__Task details__: All entries below must be written out verbatim, and the images must be dropped.

Interface dataset entries
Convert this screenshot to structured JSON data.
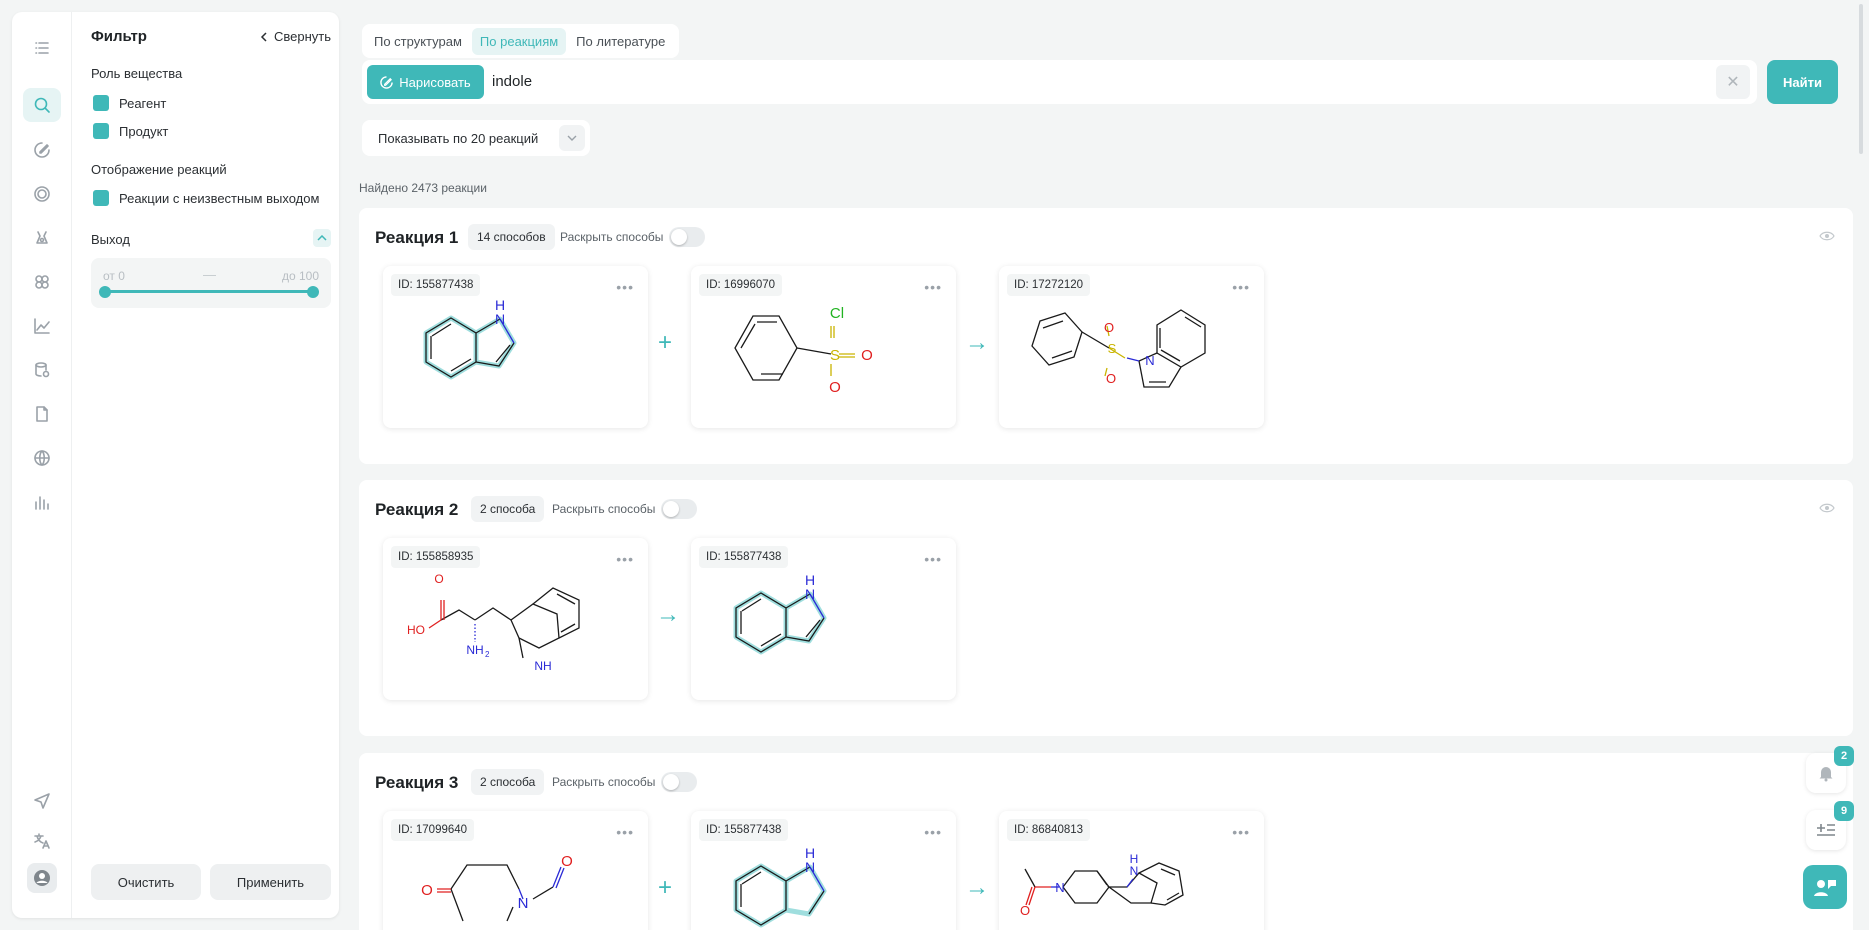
{
  "rail": {
    "icons": [
      "list-icon",
      "search-icon",
      "draw-icon",
      "target-icon",
      "flask-icon",
      "molecules-icon",
      "chart-icon",
      "database-icon",
      "document-icon",
      "globe-icon",
      "stats-icon",
      "send-icon",
      "translate-icon",
      "user-icon"
    ]
  },
  "filter": {
    "title": "Фильтр",
    "collapse_label": "Свернуть",
    "role_label": "Роль вещества",
    "role_options": [
      "Реагент",
      "Продукт"
    ],
    "display_label": "Отображение реакций",
    "display_options": [
      "Реакции с неизвестным выходом"
    ],
    "yield_label": "Выход",
    "yield_from": "от 0",
    "yield_to": "до 100",
    "yield_sep": "—",
    "clear_label": "Очистить",
    "apply_label": "Применить"
  },
  "tabs": [
    "По структурам",
    "По реакциям",
    "По литературе"
  ],
  "search": {
    "draw_label": "Нарисовать",
    "query": "indole",
    "find_label": "Найти"
  },
  "pager_label": "Показывать по 20 реакций",
  "found_text": "Найдено 2473 реакции",
  "reactions": [
    {
      "title": "Реакция 1",
      "methods": "14 способов",
      "expand_label": "Раскрыть способы",
      "molecules": [
        {
          "id": "ID: 155877438"
        },
        {
          "id": "ID: 16996070"
        },
        {
          "id": "ID: 17272120"
        }
      ]
    },
    {
      "title": "Реакция 2",
      "methods": "2 способа",
      "expand_label": "Раскрыть способы",
      "molecules": [
        {
          "id": "ID: 155858935"
        },
        {
          "id": "ID: 155877438"
        }
      ]
    },
    {
      "title": "Реакция 3",
      "methods": "2 способа",
      "expand_label": "Раскрыть способы",
      "molecules": [
        {
          "id": "ID: 17099640"
        },
        {
          "id": "ID: 155877438"
        },
        {
          "id": "ID: 86840813"
        }
      ]
    }
  ],
  "atoms": {
    "n": "N",
    "nh": "NH",
    "h": "H",
    "s": "S",
    "o": "O",
    "cl": "Cl",
    "ho": "HO",
    "nh2": "NH",
    "sub2": "2"
  },
  "notifications": {
    "bell_count": "2",
    "list_count": "9"
  },
  "colors": {
    "accent": "#3fb8b8",
    "oxygen": "#e02020",
    "nitrogen": "#2a2ad6",
    "sulfur": "#c9b400",
    "chlorine": "#22b322"
  }
}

__Solution to this exercise__:
Convert this screenshot to structured JSON data.
{
  "rail": {
    "icons": [
      "list-icon",
      "search-icon",
      "draw-icon",
      "target-icon",
      "flask-icon",
      "molecules-icon",
      "chart-icon",
      "database-icon",
      "document-icon",
      "globe-icon",
      "stats-icon",
      "send-icon",
      "translate-icon",
      "user-icon"
    ]
  },
  "filter": {
    "title": "Фильтр",
    "collapse_label": "Свернуть",
    "role_label": "Роль вещества",
    "role_options": [
      "Реагент",
      "Продукт"
    ],
    "display_label": "Отображение реакций",
    "display_options": [
      "Реакции с неизвестным выходом"
    ],
    "yield_label": "Выход",
    "yield_from": "от 0",
    "yield_to": "до 100",
    "yield_sep": "—",
    "clear_label": "Очистить",
    "apply_label": "Применить"
  },
  "tabs": [
    "По структурам",
    "По реакциям",
    "По литературе"
  ],
  "search": {
    "draw_label": "Нарисовать",
    "query": "indole",
    "find_label": "Найти"
  },
  "pager_label": "Показывать по 20 реакций",
  "found_text": "Найдено 2473 реакции",
  "reactions": [
    {
      "title": "Реакция 1",
      "methods": "14 способов",
      "expand_label": "Раскрыть способы",
      "molecules": [
        {
          "id": "ID: 155877438"
        },
        {
          "id": "ID: 16996070"
        },
        {
          "id": "ID: 17272120"
        }
      ]
    },
    {
      "title": "Реакция 2",
      "methods": "2 способа",
      "expand_label": "Раскрыть способы",
      "molecules": [
        {
          "id": "ID: 155858935"
        },
        {
          "id": "ID: 155877438"
        }
      ]
    },
    {
      "title": "Реакция 3",
      "methods": "2 способа",
      "expand_label": "Раскрыть способы",
      "molecules": [
        {
          "id": "ID: 17099640"
        },
        {
          "id": "ID: 155877438"
        },
        {
          "id": "ID: 86840813"
        }
      ]
    }
  ],
  "atoms": {
    "n": "N",
    "nh": "NH",
    "h": "H",
    "s": "S",
    "o": "O",
    "cl": "Cl",
    "ho": "HO",
    "nh2": "NH",
    "sub2": "2"
  },
  "notifications": {
    "bell_count": "2",
    "list_count": "9"
  },
  "colors": {
    "accent": "#3fb8b8",
    "oxygen": "#e02020",
    "nitrogen": "#2a2ad6",
    "sulfur": "#c9b400",
    "chlorine": "#22b322"
  }
}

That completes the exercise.